17 When T Cells find non-self cells, they produce two kinds of cells: Cytotoxic T Cells (Killer T Cells): Bind to and lyse infected cells or cancer cells, killing themHelper T Cells: Stimulates production of B cells & cytotoxic T cells
18 Clonal Selection The antigen-driven cloning of lymphocytes When an antigen binds to a specific receptor it is selectively activating a small fraction of cells from the HUGE pool of lymphocytesThe small number of “selected” cells will grow into thousands that are specific for killing that antigen
20 Humoral Immune Response Responds to antigensB Cells make plasma cells & memory cellsPlasma cells release antibodiesMemory cells are for future useIf antigen does not stimulate production of B Cells:Macrophage takes in antigenT cells bind to macrophageHelper T cells give off interleukins that stimulate B cell production

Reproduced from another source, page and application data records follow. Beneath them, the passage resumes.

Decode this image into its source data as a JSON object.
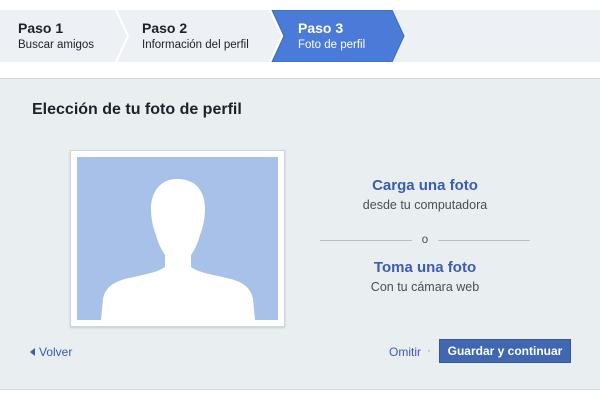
{
  "steps": [
    {
      "number": "Paso 1",
      "label": "Buscar amigos",
      "active": false
    },
    {
      "number": "Paso 2",
      "label": "Información del perfil",
      "active": false
    },
    {
      "number": "Paso 3",
      "label": "Foto de perfil",
      "active": true
    }
  ],
  "panel": {
    "title": "Elección de tu foto de perfil",
    "upload": {
      "link": "Carga una foto",
      "sub": "desde tu computadora"
    },
    "divider": "o",
    "webcam": {
      "link": "Toma una foto",
      "sub": "Con tu cámara web"
    }
  },
  "footer": {
    "back": "Volver",
    "skip": "Omitir",
    "separator": "·",
    "save": "Guardar y continuar"
  },
  "colors": {
    "accent": "#4267b2",
    "link": "#3b5bb5",
    "active_step": "#4a7bd8",
    "photo_bg": "#a8c1e8",
    "panel_bg": "#e9eef1"
  },
  "icons": {
    "back": "caret-left-icon",
    "placeholder": "person-silhouette-icon"
  }
}
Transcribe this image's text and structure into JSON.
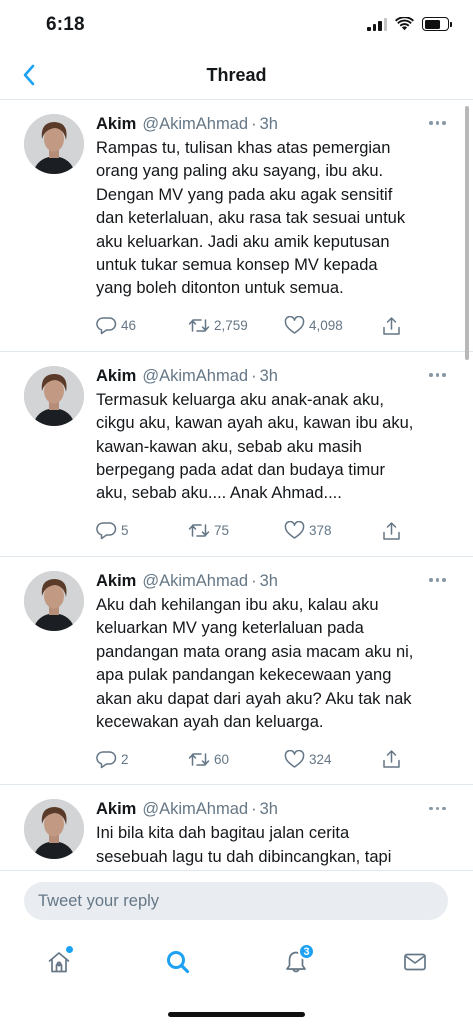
{
  "status_bar": {
    "time": "6:18"
  },
  "nav": {
    "title": "Thread"
  },
  "tweets": [
    {
      "name": "Akim",
      "handle": "@AkimAhmad",
      "separator": "·",
      "time": "3h",
      "text": "Rampas tu, tulisan khas atas pemergian\norang yang paling aku sayang, ibu aku.\nDengan MV yang pada aku agak sensitif\ndan keterlaluan, aku rasa tak sesuai untuk\naku keluarkan. Jadi aku amik keputusan\nuntuk tukar semua konsep MV kepada\nyang boleh ditonton untuk semua.",
      "replies": "46",
      "retweets": "2,759",
      "likes": "4,098"
    },
    {
      "name": "Akim",
      "handle": "@AkimAhmad",
      "separator": "·",
      "time": "3h",
      "text": "Termasuk keluarga aku anak-anak aku,\ncikgu aku, kawan ayah aku, kawan ibu aku,\nkawan-kawan aku, sebab aku masih\nberpegang pada adat dan budaya timur\naku, sebab aku.... Anak Ahmad....",
      "replies": "5",
      "retweets": "75",
      "likes": "378"
    },
    {
      "name": "Akim",
      "handle": "@AkimAhmad",
      "separator": "·",
      "time": "3h",
      "text": "Aku dah kehilangan ibu aku, kalau aku\nkeluarkan MV yang keterlaluan pada\npandangan mata orang asia macam aku ni,\napa pulak pandangan kekecewaan yang\nakan aku dapat dari ayah aku? Aku tak nak\nkecewakan ayah dan keluarga.",
      "replies": "2",
      "retweets": "60",
      "likes": "324"
    },
    {
      "name": "Akim",
      "handle": "@AkimAhmad",
      "separator": "·",
      "time": "3h",
      "text": "Ini bila kita dah bagitau jalan cerita\nsesebuah lagu tu dah dibincangkan, tapi\ntetap nak buat sesuatu atas sebab \"art\"\nsebab nak kepuasan nafsu sendiri dalam"
    }
  ],
  "reply": {
    "placeholder": "Tweet your reply"
  },
  "tabs": {
    "notifications_badge": "3"
  },
  "colors": {
    "accent": "#1da1f2",
    "text": "#14171a",
    "muted": "#657786",
    "divider": "#e1e8ed"
  },
  "icons": {
    "back": "chevron-left-icon",
    "more": "more-horizontal-icon",
    "reply": "reply-icon",
    "retweet": "retweet-icon",
    "like": "heart-icon",
    "share": "share-icon",
    "home": "home-icon",
    "search": "search-icon",
    "notifications": "bell-icon",
    "messages": "mail-icon"
  }
}
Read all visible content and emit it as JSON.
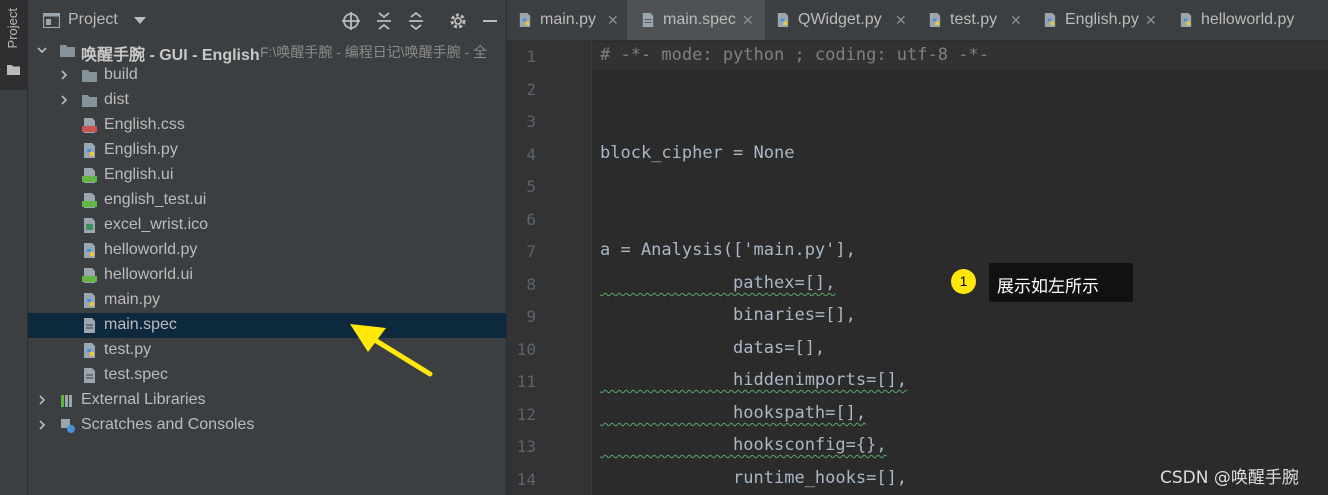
{
  "sidebar": {
    "project_tab_label": "Project"
  },
  "project_panel": {
    "title": "Project",
    "tree": [
      {
        "label": "唤醒手腕 - GUI - English",
        "path": "F:\\唤醒手腕 - 编程日记\\唤醒手腕 - 全",
        "icon": "folder-icon",
        "expanded": true
      },
      {
        "label": "build",
        "icon": "folder-icon"
      },
      {
        "label": "dist",
        "icon": "folder-icon"
      },
      {
        "label": "English.css",
        "icon": "css-file-icon"
      },
      {
        "label": "English.py",
        "icon": "python-file-icon"
      },
      {
        "label": "English.ui",
        "icon": "qt-file-icon"
      },
      {
        "label": "english_test.ui",
        "icon": "qt-file-icon"
      },
      {
        "label": "excel_wrist.ico",
        "icon": "image-file-icon"
      },
      {
        "label": "helloworld.py",
        "icon": "python-file-icon"
      },
      {
        "label": "helloworld.ui",
        "icon": "qt-file-icon"
      },
      {
        "label": "main.py",
        "icon": "python-file-icon"
      },
      {
        "label": "main.spec",
        "icon": "text-file-icon",
        "selected": true
      },
      {
        "label": "test.py",
        "icon": "python-file-icon"
      },
      {
        "label": "test.spec",
        "icon": "text-file-icon"
      },
      {
        "label": "External Libraries",
        "icon": "library-icon"
      },
      {
        "label": "Scratches and Consoles",
        "icon": "scratches-icon"
      }
    ]
  },
  "editor": {
    "tabs": [
      {
        "label": "main.py",
        "icon": "python-file-icon"
      },
      {
        "label": "main.spec",
        "icon": "text-file-icon",
        "active": true
      },
      {
        "label": "QWidget.py",
        "icon": "python-file-icon"
      },
      {
        "label": "test.py",
        "icon": "python-file-icon"
      },
      {
        "label": "English.py",
        "icon": "python-file-icon"
      },
      {
        "label": "helloworld.py",
        "icon": "python-file-icon"
      }
    ],
    "lines": [
      "# -*- mode: python ; coding: utf-8 -*-",
      "",
      "",
      "block_cipher = None",
      "",
      "",
      "a = Analysis(['main.py'],",
      "             pathex=[],",
      "             binaries=[],",
      "             datas=[],",
      "             hiddenimports=[],",
      "             hookspath=[],",
      "             hooksconfig={},",
      "             runtime_hooks=[],"
    ],
    "line_numbers": [
      "1",
      "2",
      "3",
      "4",
      "5",
      "6",
      "7",
      "8",
      "9",
      "10",
      "11",
      "12",
      "13",
      "14"
    ]
  },
  "callout": {
    "number": "1",
    "text": "展示如左所示"
  },
  "watermark": "CSDN @唤醒手腕",
  "colors": {
    "accent_callout": "#ffe70a",
    "arrow": "#ffe70a",
    "selection": "#0d293e"
  }
}
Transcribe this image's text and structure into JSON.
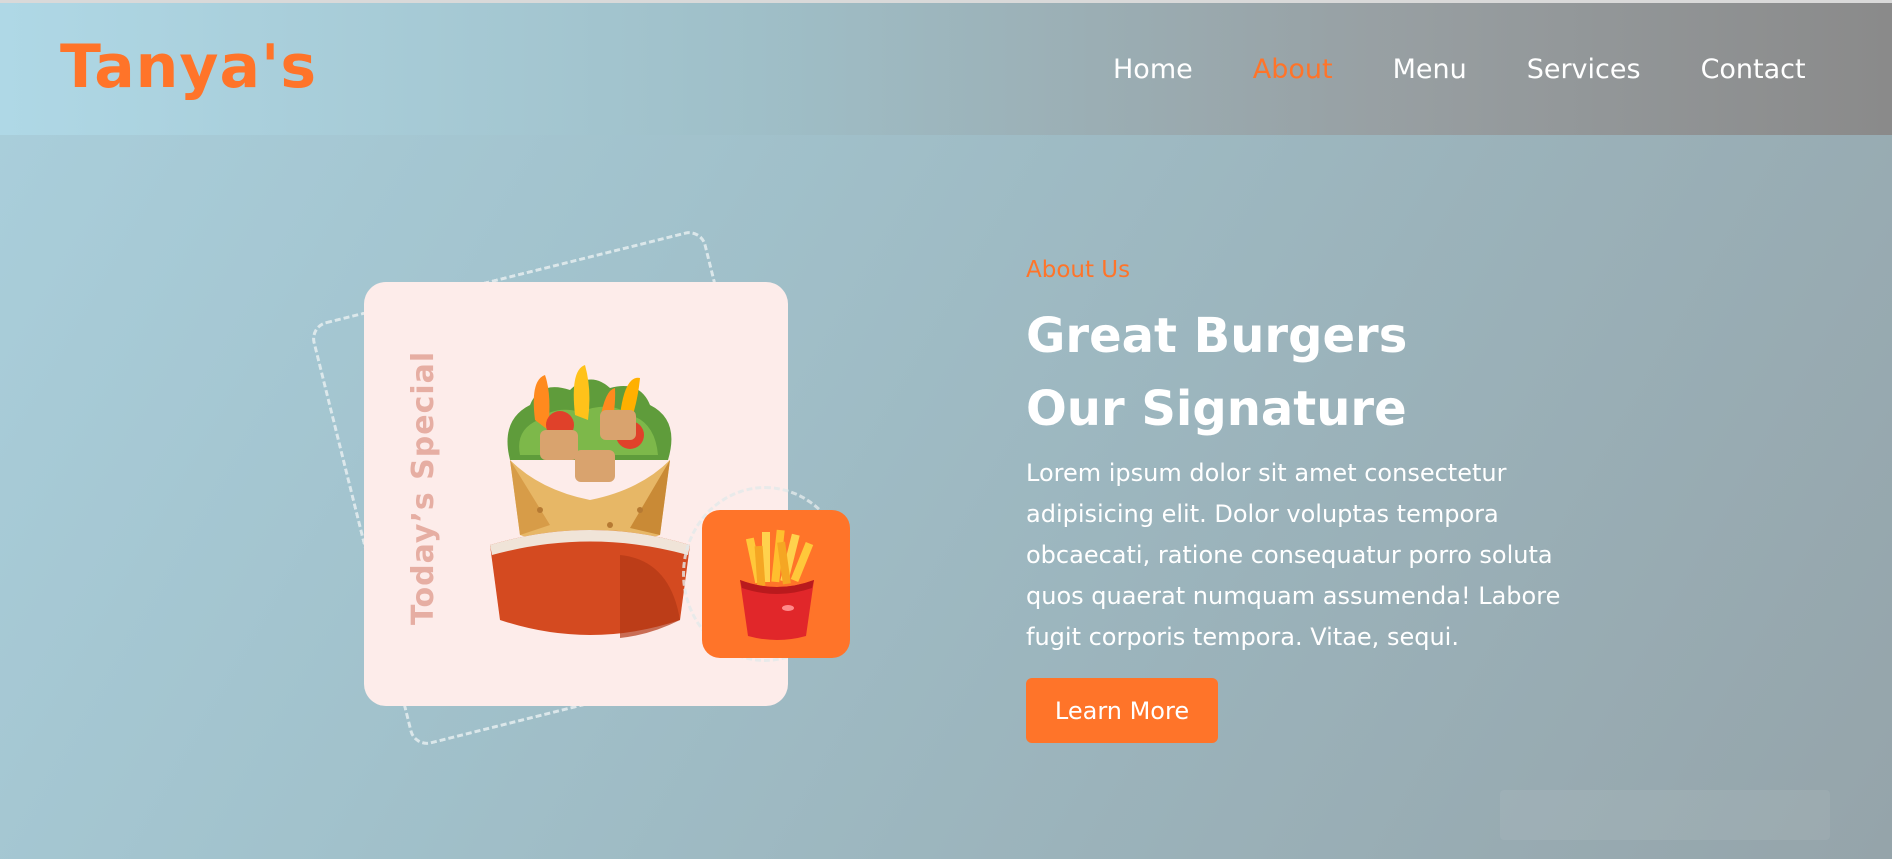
{
  "brand": {
    "logo_text": "Tanya's"
  },
  "nav": {
    "items": [
      {
        "label": "Home",
        "active": false
      },
      {
        "label": "About",
        "active": true
      },
      {
        "label": "Menu",
        "active": false
      },
      {
        "label": "Services",
        "active": false
      },
      {
        "label": "Contact",
        "active": false
      }
    ]
  },
  "hero_image": {
    "badge_text": "Today’s Special",
    "main_icon": "wrap-burrito-icon",
    "side_icon": "french-fries-icon"
  },
  "about": {
    "eyebrow": "About Us",
    "headline_lines": [
      "Great Burgers",
      "Our Signature"
    ],
    "paragraph_lines": [
      "Lorem ipsum dolor sit amet consectetur",
      "adipisicing elit. Dolor voluptas tempora",
      "obcaecati, ratione consequatur porro soluta",
      "quos quaerat numquam assumenda! Labore",
      "fugit corporis tempora. Vitae, sequi."
    ],
    "button_label": "Learn More"
  },
  "colors": {
    "accent": "#ff7429",
    "text_light": "#ffffff",
    "card_bg": "#fdecea",
    "badge_text": "#e6aea3"
  }
}
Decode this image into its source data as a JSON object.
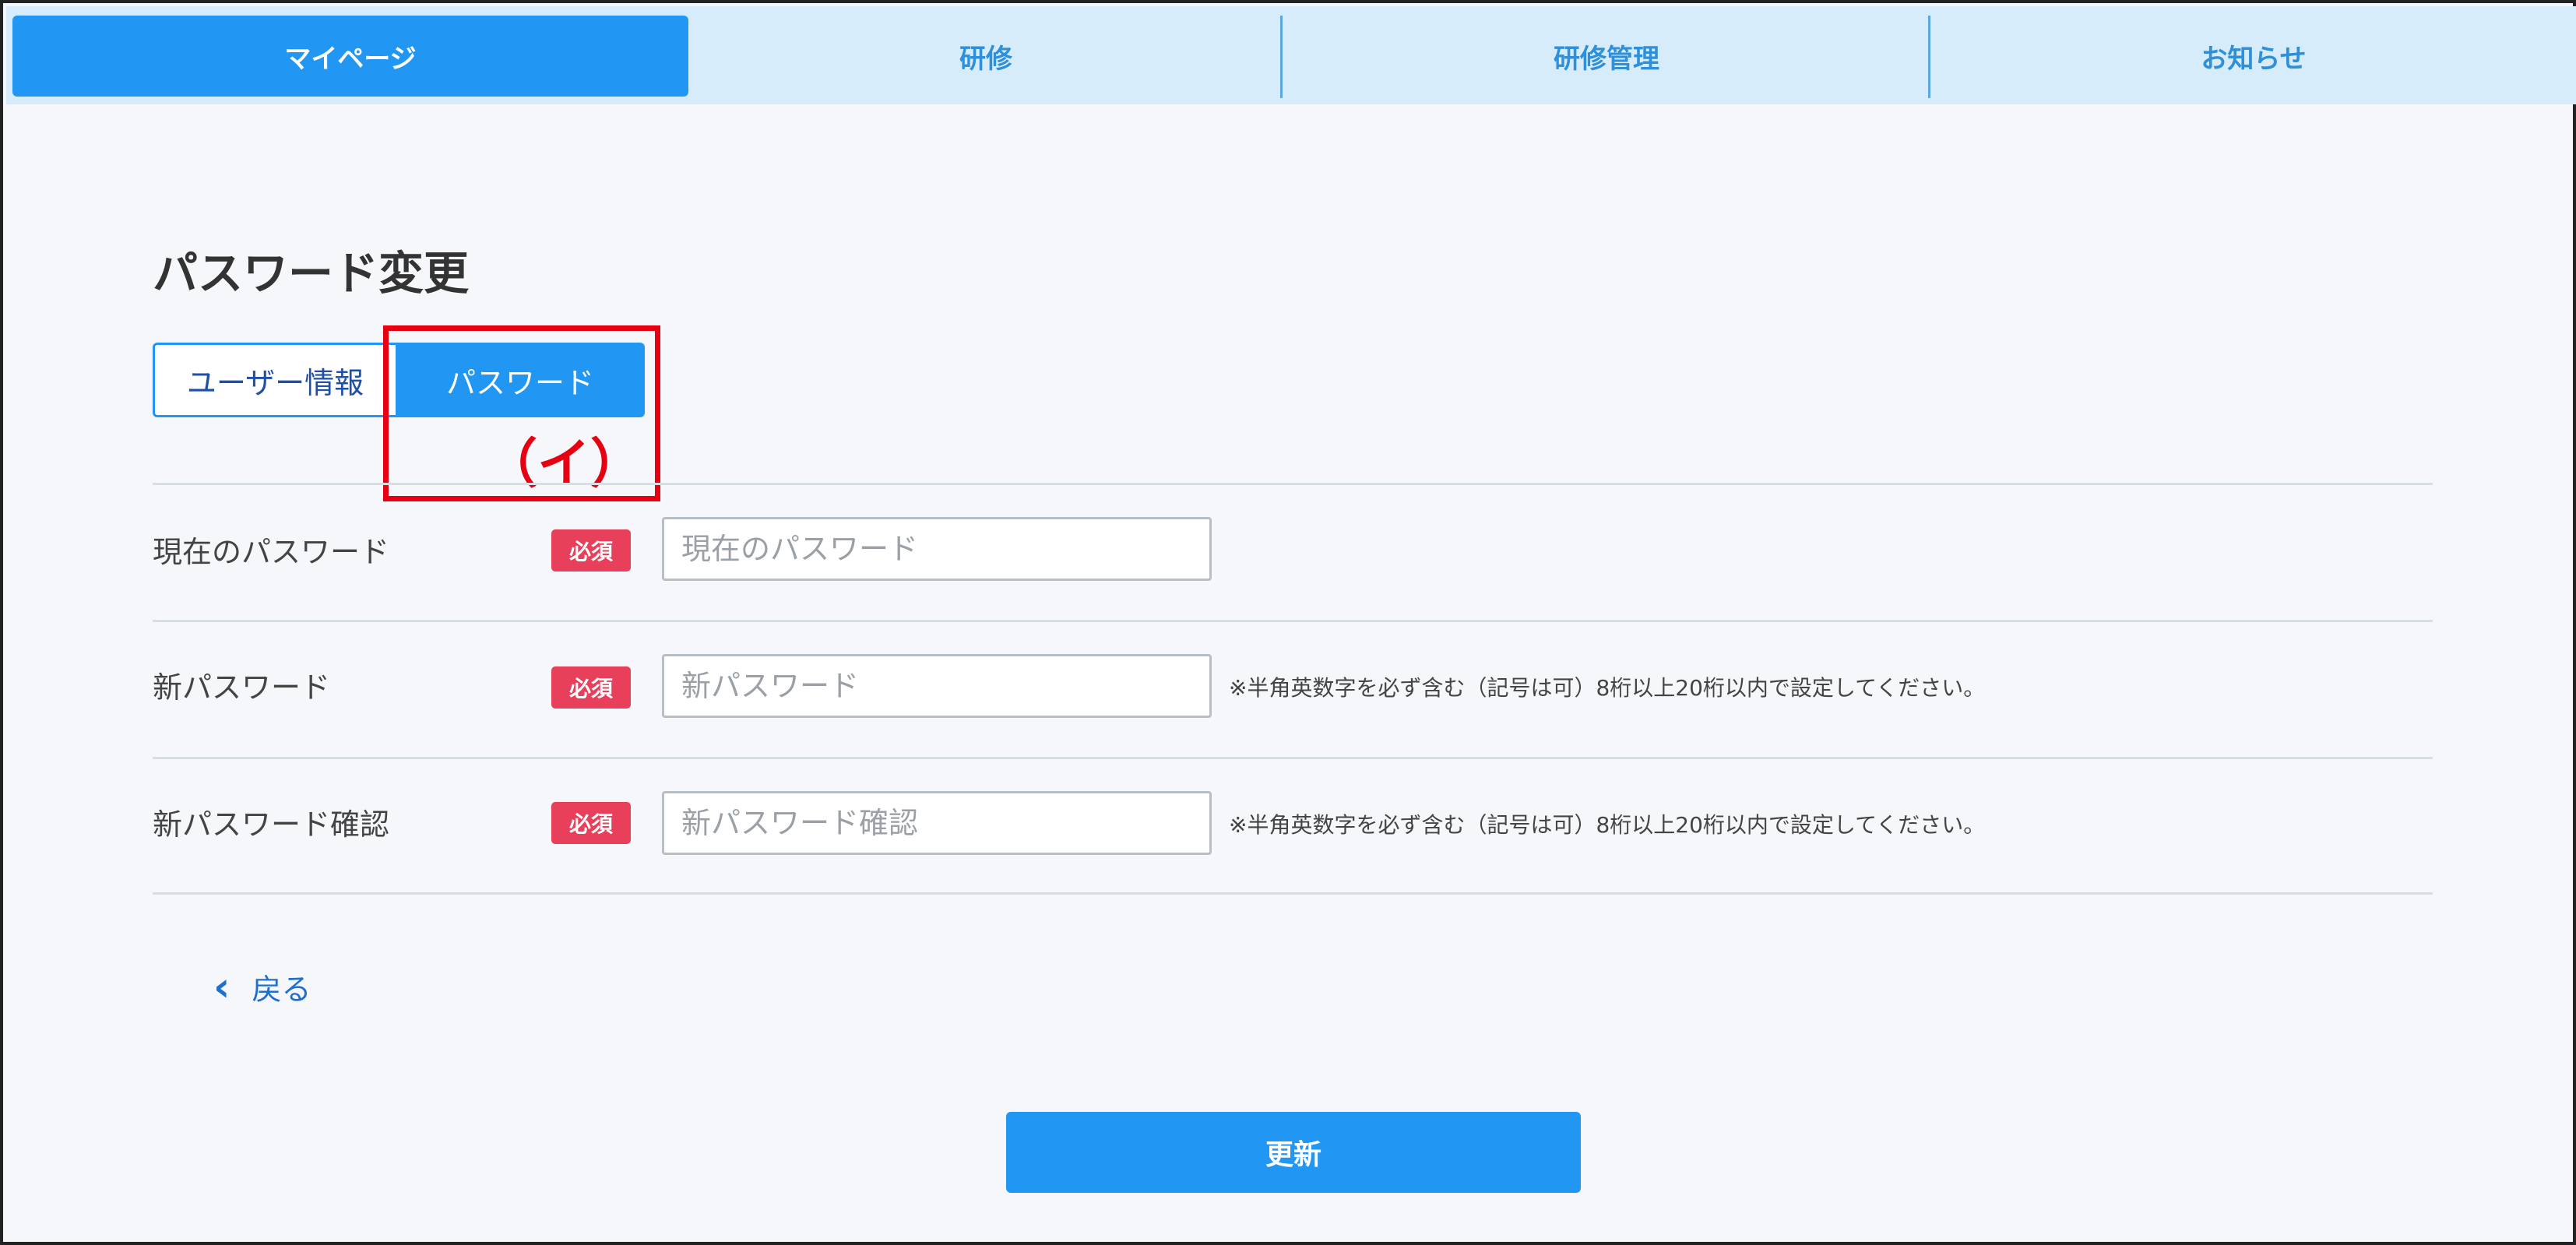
{
  "nav": {
    "tabs": [
      {
        "label": "マイページ",
        "active": true
      },
      {
        "label": "研修",
        "active": false
      },
      {
        "label": "研修管理",
        "active": false
      },
      {
        "label": "お知らせ",
        "active": false
      }
    ]
  },
  "page": {
    "title": "パスワード変更"
  },
  "segments": {
    "user_info": "ユーザー情報",
    "password": "パスワード"
  },
  "annotation": {
    "label": "（イ）"
  },
  "form": {
    "rows": [
      {
        "label": "現在のパスワード",
        "required": "必須",
        "placeholder": "現在のパスワード",
        "value": "",
        "note": ""
      },
      {
        "label": "新パスワード",
        "required": "必須",
        "placeholder": "新パスワード",
        "value": "",
        "note": "※半角英数字を必ず含む（記号は可）8桁以上20桁以内で設定してください。"
      },
      {
        "label": "新パスワード確認",
        "required": "必須",
        "placeholder": "新パスワード確認",
        "value": "",
        "note": "※半角英数字を必ず含む（記号は可）8桁以上20桁以内で設定してください。"
      }
    ]
  },
  "actions": {
    "back_label": "戻る",
    "back_icon": "chevron-left-icon",
    "submit_label": "更新"
  },
  "colors": {
    "primary": "#2196f3",
    "nav_bg": "#d6ecfb",
    "required_badge": "#e8405a",
    "annotation": "#e60012",
    "page_bg": "#f5f7fa"
  }
}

21 Cell-mediated Immune Response Doesn’t involve antibodiesUses mostly T cellsResponds to non-self cellsT cells make cytotoxic T cells & helper T cellsHelper T cells bind to macrophagesThey bind to macrophages that have taken in antigens, because they present as “non-self”Helper T cells make interleukins which stimulate the growth of T cells & B cellsAnimation: The Immune Response
23 Other Immunity Vaccines Passive Immunity Stimulate production of memory cellsInactivated viruses/bacteria are used as vaccinesGives the immune system a “sneak preview” of an antigenNow if an individual is exposed in the future there will be a swift response before disease can set inPassive ImmunityGetting antibodies from someone who previously had a diseaseNewborns can have passive immunity from antibodies in mothers breast milk and antibodies that crossed placenta